A bid is being made to make Flintshire a place where people with dementia feel comfortable to visit.
Flintshire Council has launched a bid to become a Dementia Friendly organisation by applying to gain accreditation from the Alzheimer’s Society.
The programme is designed to ensure that people with dementia feel valued and able to contribute to their community.
It focuses on improving their quality of life through training and raising awareness, both with residents and staff working for the local authority.
As part of the scheme, the council intends to examine how services can help
those affected by dementia, such as assisted waste collections, day services and improving signage.
Neil Ayling, Flintshire Council’s chief officer for social services, said there were many ways staff could help.
In a report he said: “Employees across all portfolios will come into contact with people living with dementia and their carers.
“Early symptoms can affect people physically, cognitively and emotionally.
“Consequently they may not be able to do many of the things they used to do, or easily understand or explain to others what is happening to them or what is needed.
“As a Dementia Friendly Council, our workforce will be better informed and equipped to identify and meet needs.”
There are already four accredited Dementia Friendly Communities in the county in the towns of Flint, Buckley, Mold and Saltney.
Meanwhile, the Holywell and Deeside areas are currently awaiting accreditation, alongside a collective bid from the villages of Hope, Caergwrle, Cymau and Abermorddu.
Flintshire Council’s ruling cabinet will be asked to agree that the council moves towards becoming a Dementia Friendly organisation when it meets next week.
Cllr Christine Jones, cabinet member for social services, said: “In order to seal our commitment to this agenda we would like to progress to becoming a Dementia Friendly Council, one of the first in North Wales.
“We are not beginning this work from a standing start.
“Raising awareness of dementia and how it impacts people in our communities has been taking place over a number of years.

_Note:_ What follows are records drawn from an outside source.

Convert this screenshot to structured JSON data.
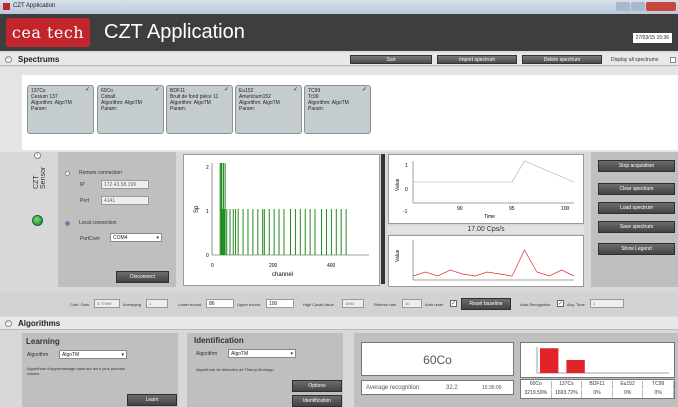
{
  "window": {
    "title": "CZT Application"
  },
  "header": {
    "logo": "cea tech",
    "title": "CZT Application",
    "date": "27/03/15 15:36"
  },
  "spectrums": {
    "section_label": "Spectrums",
    "sort_label": "Sort",
    "import_label": "Import spectrum",
    "delete_label": "Delete spectrum",
    "display_all_label": "Display all spectrums",
    "cards": [
      {
        "title": "137Cs",
        "name": "Cesium 137",
        "algo": "Algorithm: AlgoTM",
        "param": "Param:"
      },
      {
        "title": "60Co",
        "name": "Cobalt",
        "algo": "Algorithm: AlgoTM",
        "param": "Param:"
      },
      {
        "title": "BDF11",
        "name": "Bruit de fond pièce 11",
        "algo": "Algorithm: AlgoTM",
        "param": "Param:"
      },
      {
        "title": "Eu152",
        "name": "Americium152",
        "algo": "Algorithm: AlgoTM",
        "param": "Param:"
      },
      {
        "title": "TC99",
        "name": "Tc99",
        "algo": "Algorithm: AlgoTM",
        "param": "Param:"
      }
    ]
  },
  "sensor": {
    "label": "CZT Sensor",
    "remote_label": "Remote connection",
    "ip_label": "IP",
    "ip_value": "172.43.58.199",
    "port_label": "Port",
    "port_value": "4141",
    "local_label": "Local connection",
    "portcom_label": "PortCom",
    "portcom_value": "COM4",
    "disconnect_label": "Disconnect"
  },
  "spectrum_plot": {
    "y_label": "Sp",
    "x_label": "channel",
    "y_ticks": [
      "2",
      "1",
      "0"
    ],
    "x_ticks": [
      "0",
      "200",
      "400"
    ]
  },
  "value_plot": {
    "y_label": "Value",
    "x_label": "Time",
    "y_ticks": [
      "1",
      "0",
      "-1"
    ],
    "x_ticks": [
      "90",
      "95",
      "100"
    ]
  },
  "rate_plot": {
    "title": "17.00 Cps/s",
    "y_label": "Value"
  },
  "side_buttons": {
    "stop": "Stop acquisition",
    "clear": "Clear spectrum",
    "load": "Load spectrum",
    "save": "Save spectrum",
    "legend": "Show Legend"
  },
  "settings": {
    "coef_gain_label": "Coef. Gain",
    "coef_gain_value": "5.77899",
    "averaging_label": "Averaging",
    "averaging_value": "1",
    "lower_label": "Lower bound",
    "lower_value": "86",
    "upper_label": "Upper bound",
    "upper_value": "100",
    "high_canal_label": "High Canal Value",
    "high_canal_value": "1000",
    "refresh_label": "Refresh rate",
    "refresh_value": "10",
    "autoreset_label": "Auto reset",
    "reset_baseline_label": "Reset baseline",
    "auto_recognition_label": "Auto Recognition",
    "acq_time_label": "Acq. Time",
    "acq_time_value": "1"
  },
  "algorithms": {
    "section_label": "Algorithms",
    "learning": {
      "title": "Learning",
      "algo_label": "Algorithm",
      "algo_value": "AlgoTM",
      "desc": "Algorithme d'apprentissage basé sur les k plus proches voisins",
      "button": "Learn"
    },
    "identification": {
      "title": "Identification",
      "algo_label": "Algorithm",
      "algo_value": "AlgoTM",
      "desc": "Algorithme de détection de Thierry Montagu",
      "options_button": "Options",
      "identify_button": "Identification"
    }
  },
  "result": {
    "isotope": "60Co",
    "avg_label": "Average recognition:",
    "avg_value": "32.2",
    "time": "15:36:00",
    "table_headers": [
      "60Co",
      "137Cs",
      "BDF11",
      "Eu152",
      "TC99"
    ],
    "table_values": [
      "3219.59%",
      "1693.72%",
      "0%",
      "0%",
      "0%"
    ]
  },
  "chart_data": [
    {
      "type": "bar",
      "title": "",
      "categories": [
        "60Co",
        "137Cs",
        "BDF11",
        "Eu152",
        "TC99"
      ],
      "values": [
        3219.59,
        1693.72,
        0,
        0,
        0
      ],
      "ylabel": "",
      "colors": {
        "bar": "#e2232a"
      }
    },
    {
      "type": "bar",
      "title": "",
      "xlabel": "channel",
      "ylabel": "Sp",
      "xlim": [
        0,
        480
      ],
      "ylim": [
        0,
        2
      ],
      "x": [
        25,
        28,
        30,
        32,
        35,
        38,
        40,
        45,
        55,
        65,
        72,
        80,
        95,
        110,
        125,
        140,
        155,
        160,
        175,
        190,
        205,
        220,
        240,
        255,
        270,
        285,
        300,
        315,
        335,
        350,
        365,
        380,
        395,
        410
      ],
      "values": [
        2,
        2,
        2,
        1,
        2,
        1,
        2,
        1,
        1,
        1,
        1,
        1,
        1,
        1,
        1,
        1,
        1,
        1,
        1,
        1,
        1,
        1,
        1,
        1,
        1,
        1,
        1,
        1,
        1,
        1,
        1,
        1,
        1,
        1
      ],
      "colors": {
        "bar": "#1f8a1f"
      }
    },
    {
      "type": "line",
      "title": "",
      "xlabel": "Time",
      "ylabel": "Value",
      "xlim": [
        87,
        100
      ],
      "ylim": [
        -1,
        1
      ],
      "series": [
        {
          "x": [
            87,
            95,
            96,
            100
          ],
          "values": [
            0,
            0,
            1,
            0
          ]
        }
      ]
    },
    {
      "type": "line",
      "title": "17.00 Cps/s",
      "ylabel": "Value",
      "xlim": [
        87,
        100
      ],
      "ylim": [
        0,
        20
      ],
      "series": [
        {
          "x": [
            87,
            88,
            89,
            90,
            91,
            92,
            93,
            94,
            95,
            96,
            97,
            98,
            99,
            100
          ],
          "values": [
            2,
            4,
            2,
            5,
            3,
            2,
            4,
            3,
            2,
            15,
            4,
            2,
            5,
            2
          ]
        }
      ]
    }
  ]
}
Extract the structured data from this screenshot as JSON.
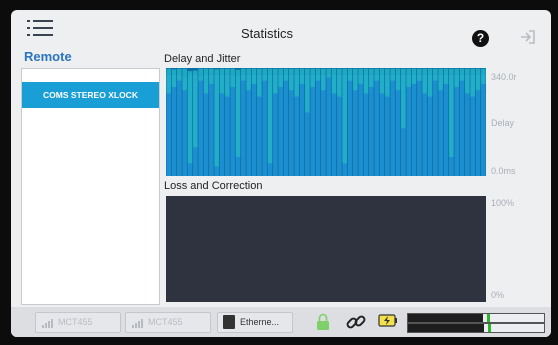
{
  "header": {
    "title": "Statistics",
    "menu_icon": "hamburger-menu-icon",
    "help_icon": "question-circle-icon",
    "help_glyph": "?",
    "logout_icon": "exit-icon"
  },
  "sidebar": {
    "heading": "Remote",
    "items": [
      {
        "label": "COMS STEREO XLOCK",
        "selected": true
      }
    ],
    "selected_color": "#1a9ed6"
  },
  "delay_chart": {
    "title": "Delay and Jitter",
    "y_labels": {
      "top": "340.0r",
      "mid": "Delay",
      "bottom": "0.0ms"
    },
    "colors": {
      "base": "#0c6ea6",
      "bar": "#1c8fd0",
      "jitter": "#22b4c4"
    }
  },
  "loss_chart": {
    "title": "Loss and Correction",
    "y_labels": {
      "top": "100%",
      "bottom": "0%"
    },
    "background": "#2f3340"
  },
  "status_bar": {
    "connection1": {
      "label": "MCT455",
      "icon": "signal-bars-icon"
    },
    "connection2": {
      "label": "MCT455",
      "icon": "signal-bars-icon"
    },
    "ethernet": {
      "label": "Etherne...",
      "icon": "ethernet-port-icon"
    },
    "lock_icon": "padlock-icon",
    "link_icon": "chain-link-icon",
    "battery_icon": "battery-charging-icon",
    "meters": [
      {
        "name": "input-level-meter",
        "level": 0.55,
        "peak": 0.58
      },
      {
        "name": "output-level-meter",
        "level": 0.56,
        "peak": 0.59
      }
    ]
  },
  "chart_data": {
    "type": "bar",
    "title": "Delay and Jitter",
    "ylabel": "Delay",
    "ylim": [
      0,
      340.0
    ],
    "series": [
      {
        "values": [
          318,
          318,
          318,
          310,
          318,
          318,
          312,
          318,
          318,
          318,
          318,
          318,
          318,
          316,
          318,
          318,
          318,
          318,
          318,
          318,
          318,
          318,
          318,
          318,
          318,
          318,
          318,
          318,
          318,
          318,
          318,
          318,
          318,
          318,
          318,
          318,
          318,
          318,
          318,
          318,
          318,
          318,
          318,
          318,
          318,
          318,
          318,
          318,
          318,
          318,
          318,
          318,
          318,
          318,
          318,
          318,
          318,
          318,
          318,
          318
        ]
      }
    ],
    "jitter_tops": [
      338,
      336,
      338,
      338,
      330,
      332,
      338,
      338,
      338,
      336,
      338,
      338,
      338,
      334,
      338,
      338,
      338,
      338,
      338,
      338,
      338,
      338,
      338,
      338,
      338,
      338,
      338,
      338,
      338,
      338,
      338,
      338,
      338,
      338,
      338,
      338,
      338,
      338,
      338,
      338,
      338,
      338,
      338,
      338,
      338,
      338,
      338,
      338,
      338,
      338,
      338,
      338,
      338,
      338,
      338,
      338,
      338,
      338,
      338,
      338
    ],
    "jitter_lows": [
      260,
      280,
      300,
      270,
      40,
      90,
      300,
      260,
      290,
      30,
      260,
      250,
      280,
      60,
      300,
      270,
      290,
      250,
      300,
      40,
      260,
      280,
      300,
      270,
      250,
      290,
      200,
      280,
      300,
      270,
      310,
      260,
      250,
      40,
      300,
      270,
      290,
      260,
      280,
      300,
      260,
      250,
      300,
      270,
      150,
      280,
      290,
      300,
      260,
      250,
      300,
      270,
      290,
      60,
      280,
      300,
      260,
      250,
      270,
      290
    ]
  }
}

“We already have a number of departments throughout the council who are “dementia friendly teams” and our chief officer team and some elected members have also received training.”
By Liam Randall – Local Democracy Reporter (more here).